A similar persistence in old tribal patterns is found in most countries in which a tribal society – i.e., a society which has a non-centralized political system – has been taken over by a state society with a centralized government. This is true whether the tribal peoples introduced the central government themselves (as in the Israelite monarchy) or whether government was imposed on them from outside by some other group. This persistence of old tribal structures, practices, and beliefs is due in large part to the kinship bases to these communities. The basic family unit is not the nuclear family (husband-wife-children), but the “extended family” or “minimal lineage.” An extended family consists of the oldest surviving member of a family and all of his descendants. A minimal lineage consists of one or more extended families all descended from a common ancestor who lived a few generations prior to the families currently living. Such a group may consist of 20-200 persons. In spite of this increased size, the minimal linage often functions much as we would expect a nuclear family to function. All the members of a minimal lineage feel common economic, emotional, moral, and legal responsibilities to one another. When one member is in need, the whole family steps in to help. When one members suffers, the whole family hurts. When one member sins, the whole family is shamed. When one member is accused of wrong or is physically threatened by others, the whole family must defend that member or bear the consequences. Elders arise from the ranks of senior members of the various extended families within these lineages.

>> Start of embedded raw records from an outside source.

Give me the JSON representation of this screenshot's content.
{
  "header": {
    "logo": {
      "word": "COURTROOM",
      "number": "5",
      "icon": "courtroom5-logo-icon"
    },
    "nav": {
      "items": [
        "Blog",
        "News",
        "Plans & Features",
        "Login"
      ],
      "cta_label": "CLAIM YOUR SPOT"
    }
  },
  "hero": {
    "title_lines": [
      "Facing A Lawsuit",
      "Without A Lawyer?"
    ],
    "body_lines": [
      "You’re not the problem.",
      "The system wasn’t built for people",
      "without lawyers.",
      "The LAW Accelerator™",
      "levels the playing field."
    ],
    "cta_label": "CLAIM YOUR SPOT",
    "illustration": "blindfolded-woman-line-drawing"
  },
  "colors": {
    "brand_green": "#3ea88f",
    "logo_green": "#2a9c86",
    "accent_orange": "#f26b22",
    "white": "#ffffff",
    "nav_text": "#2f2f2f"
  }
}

The minimal lineage in the Old Testament is called a “father’s house” (beyt’ ab; pronounced “bait av”). This is most obvious from the story of Achan in Joshua 7:16-18. This is the man who caused Israel to be defeated at Ai by keeping goods captured at Jericho. God designated Achan as the culprit through lot-casting. By this method, he was able to narrow the field of candidates by working his way through the different levels in Israel’s tribal structure. First, he indicated the culprit’s tribe (Judah), then his “clan” (also translated “family”; Zerah), and then his “house” (Zabdi). Zabdi was Achan’s grandfather. Zabdi was deceased by this time. This is known because Achan was a grown man with a wife and children, and his father or grandfather would have been of the generation which died in the Wilderness. (On “father’s house,” see also Num. 1:1ff; 26:1ff). Still, Achan was considered to be part of Zabdi’s minimal lineage, the “house of Zabdi.”

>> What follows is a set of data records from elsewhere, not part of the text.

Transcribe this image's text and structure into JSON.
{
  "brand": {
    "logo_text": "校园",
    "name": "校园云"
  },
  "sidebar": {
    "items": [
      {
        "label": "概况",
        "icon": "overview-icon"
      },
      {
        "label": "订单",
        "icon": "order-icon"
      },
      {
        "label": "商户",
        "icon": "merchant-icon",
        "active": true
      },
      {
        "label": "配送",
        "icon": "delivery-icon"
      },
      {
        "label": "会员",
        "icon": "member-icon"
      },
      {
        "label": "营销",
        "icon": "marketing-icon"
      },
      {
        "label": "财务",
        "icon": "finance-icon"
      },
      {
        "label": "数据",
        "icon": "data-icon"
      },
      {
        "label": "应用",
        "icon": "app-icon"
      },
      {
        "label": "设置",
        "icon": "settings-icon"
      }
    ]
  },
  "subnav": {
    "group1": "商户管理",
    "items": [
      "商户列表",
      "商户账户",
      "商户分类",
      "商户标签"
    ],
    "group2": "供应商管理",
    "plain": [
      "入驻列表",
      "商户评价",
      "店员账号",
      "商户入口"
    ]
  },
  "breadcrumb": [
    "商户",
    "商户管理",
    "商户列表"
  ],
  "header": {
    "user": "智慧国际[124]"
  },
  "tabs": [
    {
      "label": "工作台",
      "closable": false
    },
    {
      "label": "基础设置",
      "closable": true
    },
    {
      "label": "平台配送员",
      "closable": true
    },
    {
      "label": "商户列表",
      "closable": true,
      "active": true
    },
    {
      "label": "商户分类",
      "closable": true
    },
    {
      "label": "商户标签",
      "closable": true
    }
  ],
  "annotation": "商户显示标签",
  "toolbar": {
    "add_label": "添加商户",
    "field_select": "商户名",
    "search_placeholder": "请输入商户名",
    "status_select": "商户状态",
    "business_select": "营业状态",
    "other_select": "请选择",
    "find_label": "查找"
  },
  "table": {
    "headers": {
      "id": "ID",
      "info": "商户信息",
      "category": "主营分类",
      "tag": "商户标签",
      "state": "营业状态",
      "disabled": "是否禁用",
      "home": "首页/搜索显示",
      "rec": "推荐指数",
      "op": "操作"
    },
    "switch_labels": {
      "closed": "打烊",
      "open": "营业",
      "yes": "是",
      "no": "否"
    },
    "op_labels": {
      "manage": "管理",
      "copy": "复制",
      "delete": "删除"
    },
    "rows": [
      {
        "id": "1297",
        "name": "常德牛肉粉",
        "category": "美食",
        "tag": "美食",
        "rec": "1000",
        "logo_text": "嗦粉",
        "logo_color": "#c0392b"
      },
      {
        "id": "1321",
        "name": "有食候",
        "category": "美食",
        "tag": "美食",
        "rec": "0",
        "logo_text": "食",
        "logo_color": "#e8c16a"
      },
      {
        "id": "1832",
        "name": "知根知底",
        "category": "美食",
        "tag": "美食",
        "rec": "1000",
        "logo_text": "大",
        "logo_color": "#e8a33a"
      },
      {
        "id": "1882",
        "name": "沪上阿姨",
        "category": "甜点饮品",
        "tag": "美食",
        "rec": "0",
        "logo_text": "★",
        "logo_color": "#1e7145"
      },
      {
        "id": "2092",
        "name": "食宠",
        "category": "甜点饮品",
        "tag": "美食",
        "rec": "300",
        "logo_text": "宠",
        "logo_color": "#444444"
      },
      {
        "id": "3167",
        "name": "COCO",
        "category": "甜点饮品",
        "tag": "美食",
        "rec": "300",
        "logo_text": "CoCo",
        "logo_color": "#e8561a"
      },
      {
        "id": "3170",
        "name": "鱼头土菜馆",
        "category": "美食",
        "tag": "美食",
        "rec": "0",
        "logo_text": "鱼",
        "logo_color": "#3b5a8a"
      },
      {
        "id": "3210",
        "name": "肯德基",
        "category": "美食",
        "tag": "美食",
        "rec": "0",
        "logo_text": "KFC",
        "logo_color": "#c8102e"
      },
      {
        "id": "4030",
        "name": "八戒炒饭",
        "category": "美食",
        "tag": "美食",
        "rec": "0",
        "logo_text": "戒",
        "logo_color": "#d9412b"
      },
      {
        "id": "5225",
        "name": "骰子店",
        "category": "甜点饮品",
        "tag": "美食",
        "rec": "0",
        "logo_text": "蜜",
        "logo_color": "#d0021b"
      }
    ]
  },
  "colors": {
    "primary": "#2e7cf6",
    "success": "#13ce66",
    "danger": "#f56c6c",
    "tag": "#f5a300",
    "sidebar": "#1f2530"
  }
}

The corporate responsibility of the minimal lineage is indicated most clearly by stories like that told in the book of Ruth, and by laws of redemptions (e.g., Lev. 25:47-49, which calls for one’s brother or uncle or uncle’s son to redeem one who has been sold into slavery to a foreigner). One must keep in mind this strong sense of family corporateness when one reads laws involving elders, because elders in tribal societies usually do not get involved in a dispute unless it affects more than one minimal lineage in a community. For example, in Deut. 21:18-21, there is a law requiring parents to hand over a rebellious son for punishment. This law seems extreme to us; however, the involvement of the city’s elders – among other things in the text – indicates that the son’s rebellion is such that it affects the reputation and well-being of the entire community.
Perhaps one of the greatest misconceptions we have about elders in tribal communities is the way they interact with the rest of the members of their community. Because of our American society, we tend to impose our experiences with democratic representative bodies and typical business meetings upon what we read about with elders. For example, we often talk about elders as “officers” in the church, which gives a particular flavor to our perception of the way in which they exercise authority. I have found elderships in tribal societies to be more democratic and less business-like than we imagine. One brief example will illustrate this.
(by Tim Willis, Leaven; 2:1; pp.8-12)